Exercise prompt
Look through the data below and, wherever a line carries the word "link", please copy that line.

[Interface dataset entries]
------------------------------------------------

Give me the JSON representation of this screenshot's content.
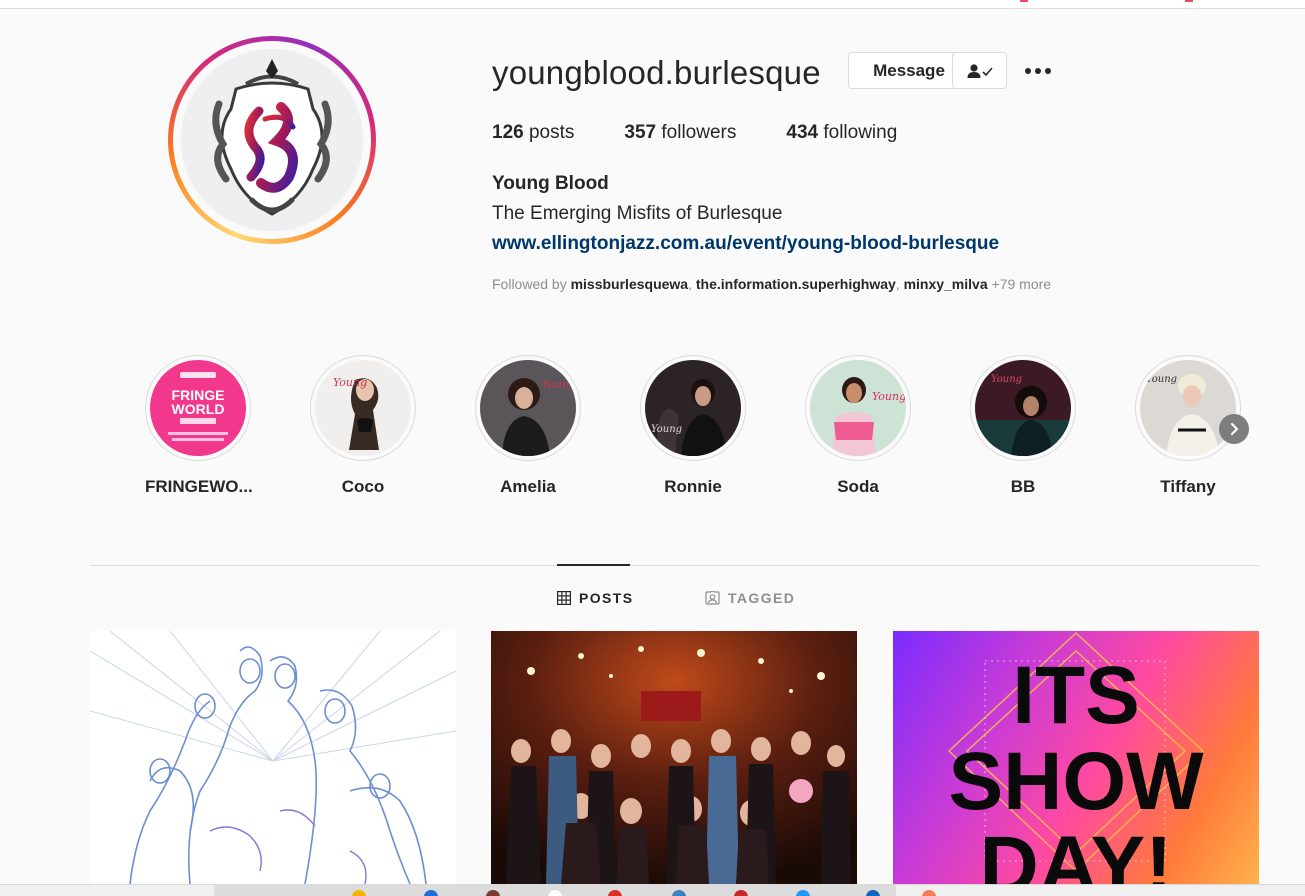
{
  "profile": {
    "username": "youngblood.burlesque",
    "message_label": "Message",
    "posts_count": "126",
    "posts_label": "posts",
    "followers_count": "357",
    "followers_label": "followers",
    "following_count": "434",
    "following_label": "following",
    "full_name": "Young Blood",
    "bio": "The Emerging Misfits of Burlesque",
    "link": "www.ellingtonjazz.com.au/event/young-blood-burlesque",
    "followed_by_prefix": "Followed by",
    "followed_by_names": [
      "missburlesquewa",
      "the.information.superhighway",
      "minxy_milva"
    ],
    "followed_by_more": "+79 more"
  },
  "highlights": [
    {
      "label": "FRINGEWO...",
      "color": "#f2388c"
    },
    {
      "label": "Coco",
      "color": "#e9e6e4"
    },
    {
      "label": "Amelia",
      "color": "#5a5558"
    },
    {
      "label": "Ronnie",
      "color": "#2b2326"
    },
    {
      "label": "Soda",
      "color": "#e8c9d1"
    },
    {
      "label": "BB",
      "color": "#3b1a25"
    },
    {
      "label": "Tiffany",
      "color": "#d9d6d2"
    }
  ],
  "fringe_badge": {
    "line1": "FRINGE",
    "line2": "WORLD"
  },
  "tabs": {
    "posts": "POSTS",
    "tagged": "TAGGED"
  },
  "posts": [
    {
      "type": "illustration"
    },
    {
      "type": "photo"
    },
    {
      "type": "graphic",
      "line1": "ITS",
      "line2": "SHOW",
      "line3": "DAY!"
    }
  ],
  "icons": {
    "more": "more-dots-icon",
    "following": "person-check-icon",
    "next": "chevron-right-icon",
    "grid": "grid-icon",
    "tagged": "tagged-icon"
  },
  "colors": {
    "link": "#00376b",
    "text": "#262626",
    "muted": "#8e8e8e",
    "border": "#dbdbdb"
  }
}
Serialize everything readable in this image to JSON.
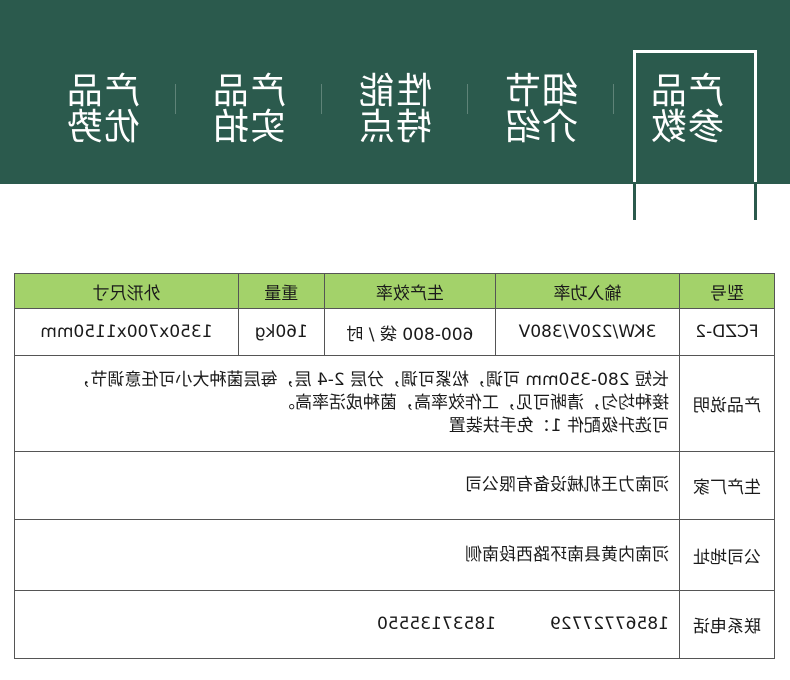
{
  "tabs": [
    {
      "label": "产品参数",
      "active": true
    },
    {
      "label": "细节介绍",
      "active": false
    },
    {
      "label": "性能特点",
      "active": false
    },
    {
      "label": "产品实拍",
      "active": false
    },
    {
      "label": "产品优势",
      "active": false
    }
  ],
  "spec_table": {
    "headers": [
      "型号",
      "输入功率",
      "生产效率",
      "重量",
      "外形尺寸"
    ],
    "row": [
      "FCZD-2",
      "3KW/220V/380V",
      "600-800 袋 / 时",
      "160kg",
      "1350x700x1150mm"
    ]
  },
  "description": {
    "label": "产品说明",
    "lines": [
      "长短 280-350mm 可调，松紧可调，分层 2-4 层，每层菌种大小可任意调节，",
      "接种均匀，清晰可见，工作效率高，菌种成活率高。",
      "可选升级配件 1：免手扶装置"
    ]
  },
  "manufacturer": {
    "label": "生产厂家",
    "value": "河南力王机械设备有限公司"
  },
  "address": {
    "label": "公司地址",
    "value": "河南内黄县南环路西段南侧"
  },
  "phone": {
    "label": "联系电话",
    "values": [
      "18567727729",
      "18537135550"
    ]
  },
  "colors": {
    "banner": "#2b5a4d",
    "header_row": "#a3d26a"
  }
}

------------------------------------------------

Answer for the task
    "link": "www.ellingtonjazz.com.au/event/young-blood-burlesque",
    "link": "#00376b",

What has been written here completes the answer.